Commands by Dominick (0)

  • bash: commands not found

What's this?

commandlinefu.com is the place to record those command-line gems that you return to again and again. That way others can gain from your CLI wisdom and you from theirs too. All commands can be commented on, discussed and voted up or down.

Share Your Commands


Check These Out

Which processes are listening on a specific port (e.g. port 80)
swap out "80" for your port of interest. Can use port number or named ports e.g. "http"

Convert YAML to JSON
Converts YAML file to JSON. Note that you'll need to install PyYAML. Also some YAML data types (like dates) are not supported by JSON).

Create a backup of the file.
It will create a backup of the filename. The advantage is that if you list the folder the backups will be sorted by date. The command works on any unix in bash.

Display network pc "name" and "workgroup"
Checks for PC samba name and workgroup. Works fine for Windows hosts and Linux/UNIX PCs running Samba.

Tail postfix current maillog and grep for "criteria"
Tail curren postfix maillog.

Protect your eye
Redshift will adjust the color temperature and protects eye at night -b : will adjust the brightness

ssh to machine behind shared NAT
Useful to get network access to a machine behind shared IP NAT. Assumes you have an accessible jump host and physical console or drac/ilo/lom etc access to run the command. Run the command on the host behind NAT then ssh connect to your jump host on port 2222. That connection to the jump host will be forwarded to the hidden machine. Note: Some older versions of ssh do not acknowledge the bind address (0.0.0.0 in the example) and will only listen on the loopback address.

Update zone file Serial numbers
Will edit *.db files in the same directory with todays date. Useful for doing a mass update to domains on a nameserver, adding spf records, etc. Looks for a string starting with 200 or 201 followed by 7 numbers, and replaces with todays date. This won't overwrite Ip's but i would still do some double checking after running this. Make sure your server's date is correct, otherwise insert your own serial number. $rndc reload should usually follow this command.

Execute a command with a timeout
In this example the command "somecommand" will be executed and sent a SIGALARM signal if it runs for more than 10 seconds. It uses the perl alarm function. It's not 100% accurate on timing, but close enough. I found this really useful when executing scripts and commands that I knew might hang E.g. ones that connect to services that might not be running. Importantly this can be used within a sequential script. The command will not release control until either the command completes or the timeout is hit.

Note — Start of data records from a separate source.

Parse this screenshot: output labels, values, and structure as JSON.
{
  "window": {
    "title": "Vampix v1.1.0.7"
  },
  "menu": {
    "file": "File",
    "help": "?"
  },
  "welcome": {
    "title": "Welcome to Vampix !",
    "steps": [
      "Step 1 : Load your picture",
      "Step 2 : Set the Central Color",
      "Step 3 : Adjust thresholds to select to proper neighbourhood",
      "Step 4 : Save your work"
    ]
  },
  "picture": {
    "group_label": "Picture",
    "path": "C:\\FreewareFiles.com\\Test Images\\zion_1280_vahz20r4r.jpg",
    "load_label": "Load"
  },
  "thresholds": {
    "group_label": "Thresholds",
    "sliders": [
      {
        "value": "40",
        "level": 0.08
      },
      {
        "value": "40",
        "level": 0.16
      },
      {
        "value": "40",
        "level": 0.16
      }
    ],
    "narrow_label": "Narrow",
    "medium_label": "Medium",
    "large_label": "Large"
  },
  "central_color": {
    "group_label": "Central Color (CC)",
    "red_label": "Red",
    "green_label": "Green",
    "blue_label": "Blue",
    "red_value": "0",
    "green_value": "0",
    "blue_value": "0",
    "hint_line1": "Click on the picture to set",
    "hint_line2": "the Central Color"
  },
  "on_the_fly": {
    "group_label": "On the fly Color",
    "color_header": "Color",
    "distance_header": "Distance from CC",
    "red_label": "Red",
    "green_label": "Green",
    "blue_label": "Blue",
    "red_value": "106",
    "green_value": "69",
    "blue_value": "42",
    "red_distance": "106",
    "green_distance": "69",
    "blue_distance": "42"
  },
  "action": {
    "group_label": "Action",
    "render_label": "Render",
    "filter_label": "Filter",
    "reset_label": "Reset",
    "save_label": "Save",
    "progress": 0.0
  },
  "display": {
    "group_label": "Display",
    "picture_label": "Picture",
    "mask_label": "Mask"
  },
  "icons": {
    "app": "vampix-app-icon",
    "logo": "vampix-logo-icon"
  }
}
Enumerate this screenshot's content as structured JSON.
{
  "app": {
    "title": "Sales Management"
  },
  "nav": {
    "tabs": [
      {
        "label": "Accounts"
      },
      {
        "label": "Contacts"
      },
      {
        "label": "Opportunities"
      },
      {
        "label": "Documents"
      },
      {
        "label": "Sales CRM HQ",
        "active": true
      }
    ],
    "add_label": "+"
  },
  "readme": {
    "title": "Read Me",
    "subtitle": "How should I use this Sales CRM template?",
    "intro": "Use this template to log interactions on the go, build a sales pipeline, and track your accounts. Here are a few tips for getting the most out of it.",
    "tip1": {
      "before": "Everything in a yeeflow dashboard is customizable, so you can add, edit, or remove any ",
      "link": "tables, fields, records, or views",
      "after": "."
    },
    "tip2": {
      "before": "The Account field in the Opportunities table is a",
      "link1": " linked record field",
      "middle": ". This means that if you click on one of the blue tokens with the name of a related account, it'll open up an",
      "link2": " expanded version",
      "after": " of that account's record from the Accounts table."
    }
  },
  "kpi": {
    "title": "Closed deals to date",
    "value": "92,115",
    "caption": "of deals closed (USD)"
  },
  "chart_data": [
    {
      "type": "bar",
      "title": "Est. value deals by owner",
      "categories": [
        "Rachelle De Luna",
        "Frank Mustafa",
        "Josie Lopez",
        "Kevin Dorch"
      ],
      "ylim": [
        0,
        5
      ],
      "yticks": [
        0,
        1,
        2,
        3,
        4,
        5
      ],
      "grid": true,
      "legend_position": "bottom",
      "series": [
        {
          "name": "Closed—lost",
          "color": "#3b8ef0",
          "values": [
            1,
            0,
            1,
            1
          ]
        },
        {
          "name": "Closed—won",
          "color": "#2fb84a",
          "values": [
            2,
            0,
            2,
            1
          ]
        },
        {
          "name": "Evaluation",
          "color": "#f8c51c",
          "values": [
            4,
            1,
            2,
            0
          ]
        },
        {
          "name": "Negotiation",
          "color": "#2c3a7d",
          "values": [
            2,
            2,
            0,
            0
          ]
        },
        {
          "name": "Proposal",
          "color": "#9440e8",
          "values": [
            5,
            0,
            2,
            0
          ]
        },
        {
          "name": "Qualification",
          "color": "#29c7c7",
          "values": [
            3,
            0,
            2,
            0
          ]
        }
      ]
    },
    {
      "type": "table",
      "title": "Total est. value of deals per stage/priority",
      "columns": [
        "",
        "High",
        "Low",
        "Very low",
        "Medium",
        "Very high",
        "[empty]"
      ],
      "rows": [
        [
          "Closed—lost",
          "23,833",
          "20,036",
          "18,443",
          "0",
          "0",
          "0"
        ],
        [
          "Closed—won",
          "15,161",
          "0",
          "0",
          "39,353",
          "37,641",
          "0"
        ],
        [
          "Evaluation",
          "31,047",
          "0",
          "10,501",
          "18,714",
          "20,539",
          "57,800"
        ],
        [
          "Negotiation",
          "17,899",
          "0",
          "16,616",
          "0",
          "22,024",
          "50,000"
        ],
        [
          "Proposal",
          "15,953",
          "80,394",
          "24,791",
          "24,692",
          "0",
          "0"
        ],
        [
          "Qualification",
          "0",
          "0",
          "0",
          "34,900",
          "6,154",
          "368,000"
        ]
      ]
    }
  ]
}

Date shows dates at other times/dates
Use date to find the date at other days and times.


Stay in the loop…

Follow the Tweets.

Every new command is wrapped in a tweet and posted to Twitter. Following the stream is a great way of staying abreast of the latest commands. For the more discerning, there are Twitter accounts for commands that get a minimum of 3 and 10 votes - that way only the great commands get tweeted.

» http://twitter.com/commandlinefu
» http://twitter.com/commandlinefu3
» http://twitter.com/commandlinefu10

Subscribe to the feeds.

Use your favourite RSS aggregator to stay in touch with the latest commands. There are feeds mirroring the 3 Twitter streams as well as for virtually every other subset (users, tags, functions,…):

Subscribe to the feed for: